"""
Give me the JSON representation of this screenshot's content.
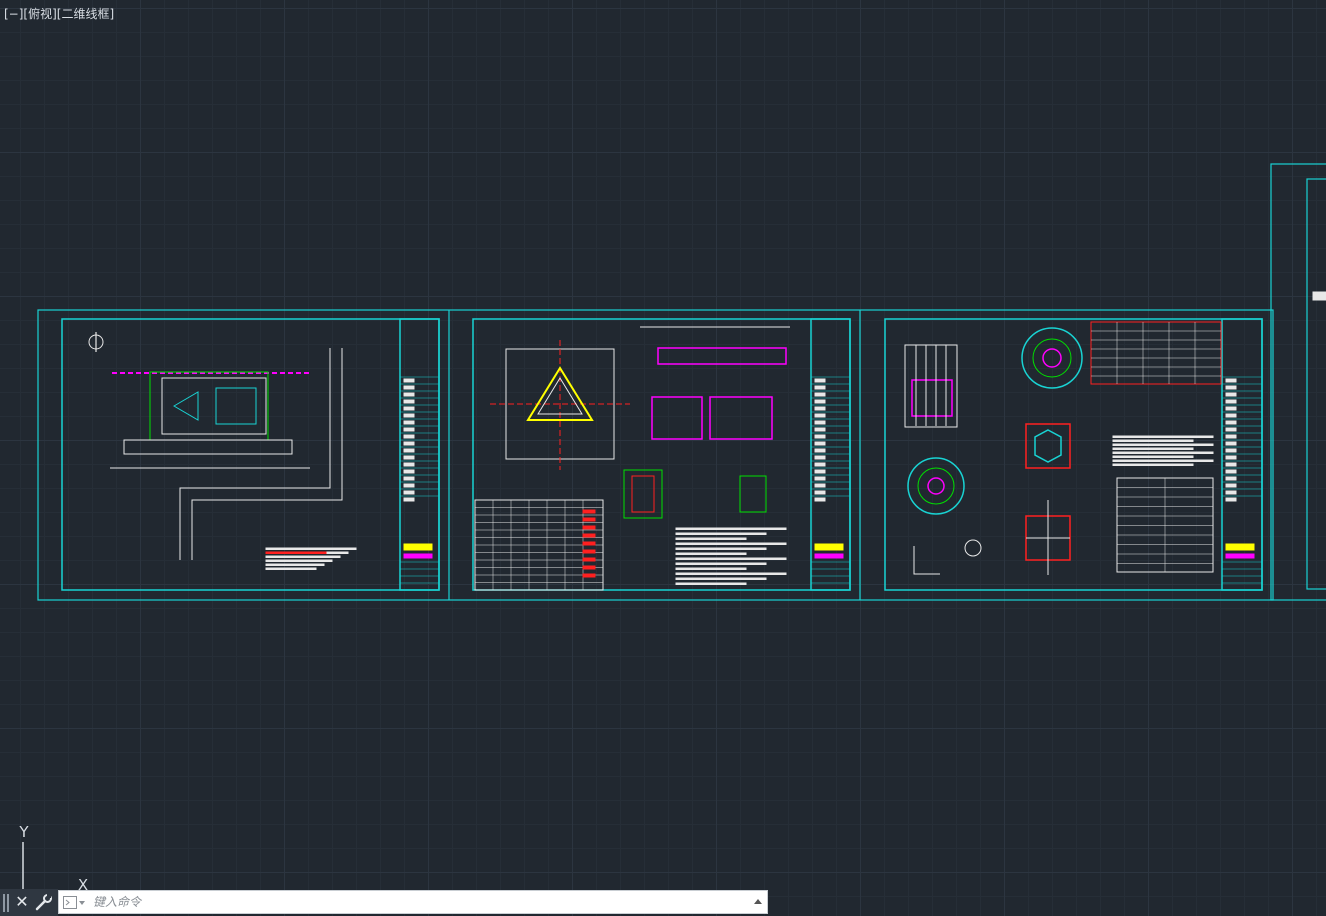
{
  "viewport": {
    "label": "[−][俯视][二维线框]"
  },
  "drawing": {
    "sheets": [
      {
        "name": "sheet-site-plan"
      },
      {
        "name": "sheet-foundation-plan"
      },
      {
        "name": "sheet-anchor-detail"
      },
      {
        "name": "sheet-partial-right"
      }
    ],
    "colors": {
      "frame": "#19d3d3",
      "annotation": "#ffff00",
      "highlight": "#ff00ff",
      "section": "#ff2020",
      "linework": "#e8e8e8",
      "axis": "#00e000"
    }
  },
  "ucs": {
    "y_label": "Y",
    "x_label": "X"
  },
  "command_line": {
    "placeholder": "键入命令"
  }
}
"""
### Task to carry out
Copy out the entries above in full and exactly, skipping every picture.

### Solution to this problem
Give me the JSON representation of this screenshot's content.
{
  "viewport": {
    "label": "[−][俯视][二维线框]"
  },
  "drawing": {
    "sheets": [
      {
        "name": "sheet-site-plan"
      },
      {
        "name": "sheet-foundation-plan"
      },
      {
        "name": "sheet-anchor-detail"
      },
      {
        "name": "sheet-partial-right"
      }
    ],
    "colors": {
      "frame": "#19d3d3",
      "annotation": "#ffff00",
      "highlight": "#ff00ff",
      "section": "#ff2020",
      "linework": "#e8e8e8",
      "axis": "#00e000"
    }
  },
  "ucs": {
    "y_label": "Y",
    "x_label": "X"
  },
  "command_line": {
    "placeholder": "键入命令"
  }
}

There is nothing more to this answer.